Work required: Output all entries verbatim, dropping pictures.
#### Information given
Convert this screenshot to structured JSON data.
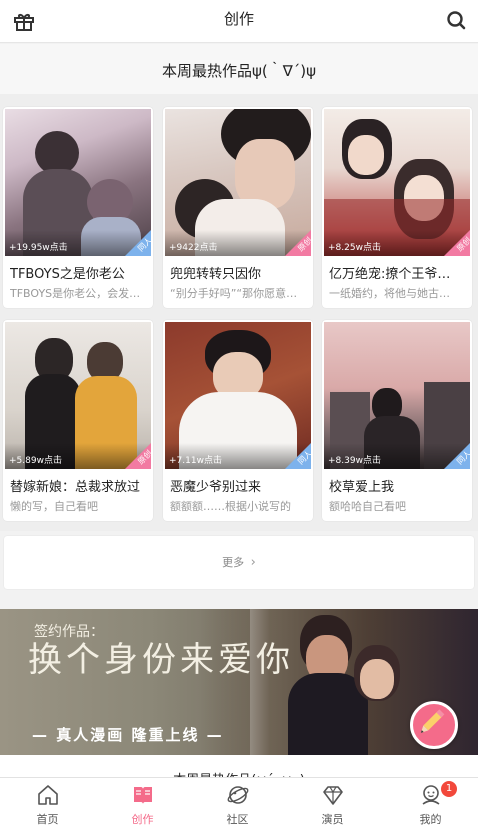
{
  "header": {
    "title": "创作",
    "left_icon": "gift-icon",
    "right_icon": "search-icon"
  },
  "section": {
    "title": "本周最热作品ψ(｀∇´)ψ"
  },
  "colors": {
    "accent": "#f46b8a",
    "ribbon_blue": "#7db2ec",
    "ribbon_pink": "#f27aa2",
    "badge": "#f2483b"
  },
  "works": [
    {
      "title": "TFBOYS之是你老公",
      "desc": "TFBOYS是你老公，会发…",
      "clicks": "+19.95w点击",
      "tag": "同人",
      "tag_color": "#7db2ec",
      "image": "couple-photo-hearts"
    },
    {
      "title": "兜兜转转只因你",
      "desc": "“别分手好吗”“那你愿意…",
      "clicks": "+9422点击",
      "tag": "原创",
      "tag_color": "#f27aa2",
      "image": "couple-closeup-photo"
    },
    {
      "title": "亿万绝宠:撩个王爷…",
      "desc": "一纸婚约，将他与她古…",
      "clicks": "+8.25w点击",
      "tag": "原创",
      "tag_color": "#f27aa2",
      "image": "ancient-style-couple-art"
    },
    {
      "title": "替嫁新娘：总裁求放过",
      "desc": "懒的写，自己看吧",
      "clicks": "+5.89w点击",
      "tag": "原创",
      "tag_color": "#f27aa2",
      "image": "couple-mirror-selfie"
    },
    {
      "title": "恶魔少爷别过来",
      "desc": "额额额……根据小说写的",
      "clicks": "+7.11w点击",
      "tag": "同人",
      "tag_color": "#7db2ec",
      "image": "boy-white-sweater"
    },
    {
      "title": "校草爱上我",
      "desc": "额哈哈自己看吧",
      "clicks": "+8.39w点击",
      "tag": "同人",
      "tag_color": "#7db2ec",
      "image": "couple-sunset-street"
    }
  ],
  "more": {
    "label": "更多"
  },
  "banner": {
    "tag": "签约作品：",
    "title": "换个身份来爱你",
    "subtitle": "— 真人漫画 隆重上线 —",
    "button_icon": "pencil-icon"
  },
  "tail": {
    "text": "本周最热作品(ω´•ω•)"
  },
  "tabs": [
    {
      "label": "首页",
      "icon": "home-icon",
      "active": false
    },
    {
      "label": "创作",
      "icon": "book-icon",
      "active": true
    },
    {
      "label": "社区",
      "icon": "planet-icon",
      "active": false
    },
    {
      "label": "演员",
      "icon": "diamond-icon",
      "active": false
    },
    {
      "label": "我的",
      "icon": "profile-icon",
      "active": false,
      "badge": "1"
    }
  ]
}
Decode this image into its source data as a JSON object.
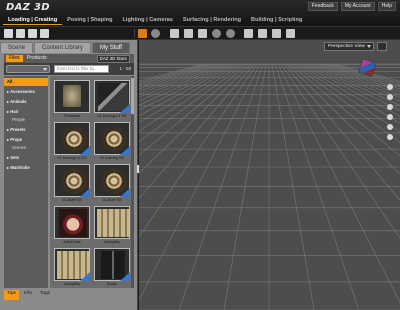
{
  "app": {
    "logo_text": "DAZ 3D",
    "top_links": [
      "Feedback",
      "My Account",
      "Help"
    ],
    "nav": [
      "Loading | Creating",
      "Posing | Shaping",
      "Lighting | Cameras",
      "Surfacing | Rendering",
      "Building | Scripting"
    ],
    "active_nav": "Loading | Creating"
  },
  "toolbar": {
    "icons": [
      "new-file-icon",
      "open-file-icon",
      "save-file-icon",
      "document-icon",
      "node-select-icon",
      "rotate-icon",
      "universal-tool-icon",
      "move-tool-icon",
      "scale-tool-icon",
      "joint-editor-icon",
      "surface-selection-icon",
      "region-nav-icon",
      "spot-render-icon",
      "render-icon",
      "figure-icon"
    ]
  },
  "left_panel": {
    "tabs": [
      "Scene",
      "Content Library",
      "My Stuff"
    ],
    "active_tab": "My Stuff",
    "subtabs": [
      "Files",
      "Products"
    ],
    "active_subtab": "Files",
    "store_button": "DAZ 3D Store",
    "filter_placeholder": "Enter text to filter by...",
    "result_count": "1 - 58",
    "categories": [
      {
        "label": "All",
        "level": "top",
        "active": true
      },
      {
        "label": "▸ Accessories",
        "level": "top"
      },
      {
        "label": "▸ Animals",
        "level": "top"
      },
      {
        "label": "▸ Hair",
        "level": "top"
      },
      {
        "label": "People",
        "level": "sub"
      },
      {
        "label": "▸ Presets",
        "level": "top"
      },
      {
        "label": "▸ Props",
        "level": "top"
      },
      {
        "label": "Scenes",
        "level": "sub"
      },
      {
        "label": "▸ Sets",
        "level": "top"
      },
      {
        "label": "▸ Wardrobe",
        "level": "top"
      }
    ],
    "thumbnails": [
      {
        "label": "!Pedestal",
        "style": "plain"
      },
      {
        "label": "01-Earring L1 SS",
        "style": "earring2"
      },
      {
        "label": "01-Earring L2 DS",
        "style": "earring"
      },
      {
        "label": "01-Earring SS",
        "style": "earring"
      },
      {
        "label": "01-Staff DS",
        "style": "earring"
      },
      {
        "label": "01-Staff SS",
        "style": "earring"
      },
      {
        "label": "Adiva Hair",
        "style": "face"
      },
      {
        "label": "Archpillar",
        "style": "pillar"
      },
      {
        "label": "Archpillar",
        "style": "pillar"
      },
      {
        "label": "Boots",
        "style": "boots"
      }
    ],
    "bottom_tabs": [
      "Tips",
      "Info",
      "Tags"
    ],
    "active_bottom_tab": "Tips"
  },
  "viewport": {
    "camera": "Perspective View",
    "bg_color": "#4d4d4d"
  }
}
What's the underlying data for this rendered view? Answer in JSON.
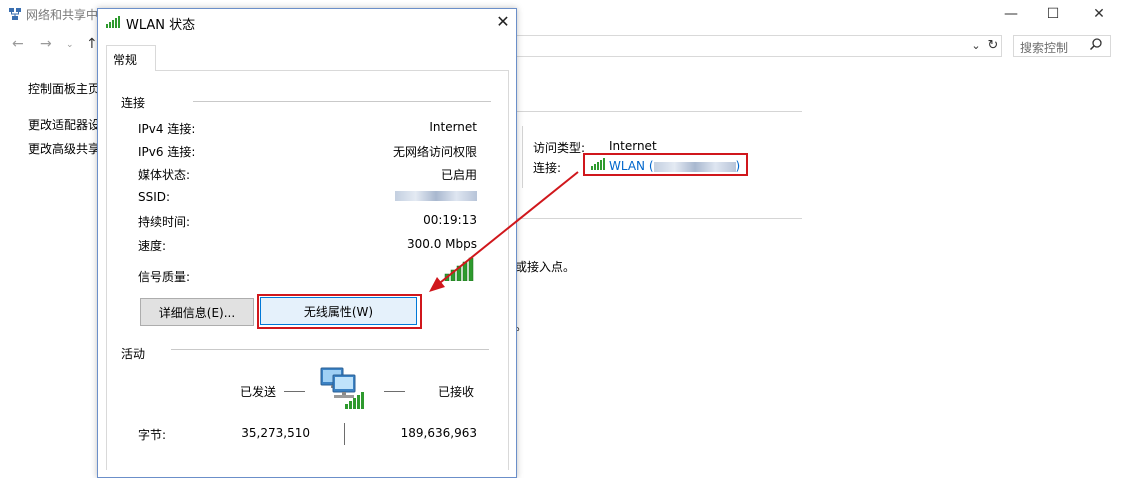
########
Output below:
Convert this screenshot to structured JSON data.
{
  "header": {
    "title": "创作",
    "left_icon": "gift-icon",
    "right_icon": "search-icon"
  },
  "section": {
    "title": "本周最热作品ψ(｀∇´)ψ"
  },
  "colors": {
    "accent": "#f46b8a",
    "ribbon_blue": "#7db2ec",
    "ribbon_pink": "#f27aa2",
    "badge": "#f2483b"
  },
  "works": [
    {
      "title": "TFBOYS之是你老公",
      "desc": "TFBOYS是你老公，会发…",
      "clicks": "+19.95w点击",
      "tag": "同人",
      "tag_color": "#7db2ec",
      "image": "couple-photo-hearts"
    },
    {
      "title": "兜兜转转只因你",
      "desc": "“别分手好吗”“那你愿意…",
      "clicks": "+9422点击",
      "tag": "原创",
      "tag_color": "#f27aa2",
      "image": "couple-closeup-photo"
    },
    {
      "title": "亿万绝宠:撩个王爷…",
      "desc": "一纸婚约，将他与她古…",
      "clicks": "+8.25w点击",
      "tag": "原创",
      "tag_color": "#f27aa2",
      "image": "ancient-style-couple-art"
    },
    {
      "title": "替嫁新娘：总裁求放过",
      "desc": "懒的写，自己看吧",
      "clicks": "+5.89w点击",
      "tag": "原创",
      "tag_color": "#f27aa2",
      "image": "couple-mirror-selfie"
    },
    {
      "title": "恶魔少爷别过来",
      "desc": "额额额……根据小说写的",
      "clicks": "+7.11w点击",
      "tag": "同人",
      "tag_color": "#7db2ec",
      "image": "boy-white-sweater"
    },
    {
      "title": "校草爱上我",
      "desc": "额哈哈自己看吧",
      "clicks": "+8.39w点击",
      "tag": "同人",
      "tag_color": "#7db2ec",
      "image": "couple-sunset-street"
    }
  ],
  "more": {
    "label": "更多"
  },
  "banner": {
    "tag": "签约作品：",
    "title": "换个身份来爱你",
    "subtitle": "— 真人漫画 隆重上线 —",
    "button_icon": "pencil-icon"
  },
  "tail": {
    "text": "本周最热作品(ω´•ω•)"
  },
  "tabs": [
    {
      "label": "首页",
      "icon": "home-icon",
      "active": false
    },
    {
      "label": "创作",
      "icon": "book-icon",
      "active": true
    },
    {
      "label": "社区",
      "icon": "planet-icon",
      "active": false
    },
    {
      "label": "演员",
      "icon": "diamond-icon",
      "active": false
    },
    {
      "label": "我的",
      "icon": "profile-icon",
      "active": false,
      "badge": "1"
    }
  ]
}
Decode this image into its source data as a JSON object.
{
  "app": {
    "logo_text": "DAZ 3D",
    "top_links": [
      "Feedback",
      "My Account",
      "Help"
    ],
    "nav": [
      "Loading | Creating",
      "Posing | Shaping",
      "Lighting | Cameras",
      "Surfacing | Rendering",
      "Building | Scripting"
    ],
    "active_nav": "Loading | Creating"
  },
  "toolbar": {
    "icons": [
      "new-file-icon",
      "open-file-icon",
      "save-file-icon",
      "document-icon",
      "node-select-icon",
      "rotate-icon",
      "universal-tool-icon",
      "move-tool-icon",
      "scale-tool-icon",
      "joint-editor-icon",
      "surface-selection-icon",
      "region-nav-icon",
      "spot-render-icon",
      "render-icon",
      "figure-icon"
    ]
  },
  "left_panel": {
    "tabs": [
      "Scene",
      "Content Library",
      "My Stuff"
    ],
    "active_tab": "My Stuff",
    "subtabs": [
      "Files",
      "Products"
    ],
    "active_subtab": "Files",
    "store_button": "DAZ 3D Store",
    "filter_placeholder": "Enter text to filter by...",
    "result_count": "1 - 58",
    "categories": [
      {
        "label": "All",
        "level": "top",
        "active": true
      },
      {
        "label": "▸ Accessories",
        "level": "top"
      },
      {
        "label": "▸ Animals",
        "level": "top"
      },
      {
        "label": "▸ Hair",
        "level": "top"
      },
      {
        "label": "People",
        "level": "sub"
      },
      {
        "label": "▸ Presets",
        "level": "top"
      },
      {
        "label": "▸ Props",
        "level": "top"
      },
      {
        "label": "Scenes",
        "level": "sub"
      },
      {
        "label": "▸ Sets",
        "level": "top"
      },
      {
        "label": "▸ Wardrobe",
        "level": "top"
      }
    ],
    "thumbnails": [
      {
        "label": "!Pedestal",
        "style": "plain"
      },
      {
        "label": "01-Earring L1 SS",
        "style": "earring2"
      },
      {
        "label": "01-Earring L2 DS",
        "style": "earring"
      },
      {
        "label": "01-Earring SS",
        "style": "earring"
      },
      {
        "label": "01-Staff DS",
        "style": "earring"
      },
      {
        "label": "01-Staff SS",
        "style": "earring"
      },
      {
        "label": "Adiva Hair",
        "style": "face"
      },
      {
        "label": "Archpillar",
        "style": "pillar"
      },
      {
        "label": "Archpillar",
        "style": "pillar"
      },
      {
        "label": "Boots",
        "style": "boots"
      }
    ],
    "bottom_tabs": [
      "Tips",
      "Info",
      "Tags"
    ],
    "active_bottom_tab": "Tips"
  },
  "viewport": {
    "camera": "Perspective View",
    "bg_color": "#4d4d4d"
  }
}
What's the underlying data for this rendered view? Answer in JSON.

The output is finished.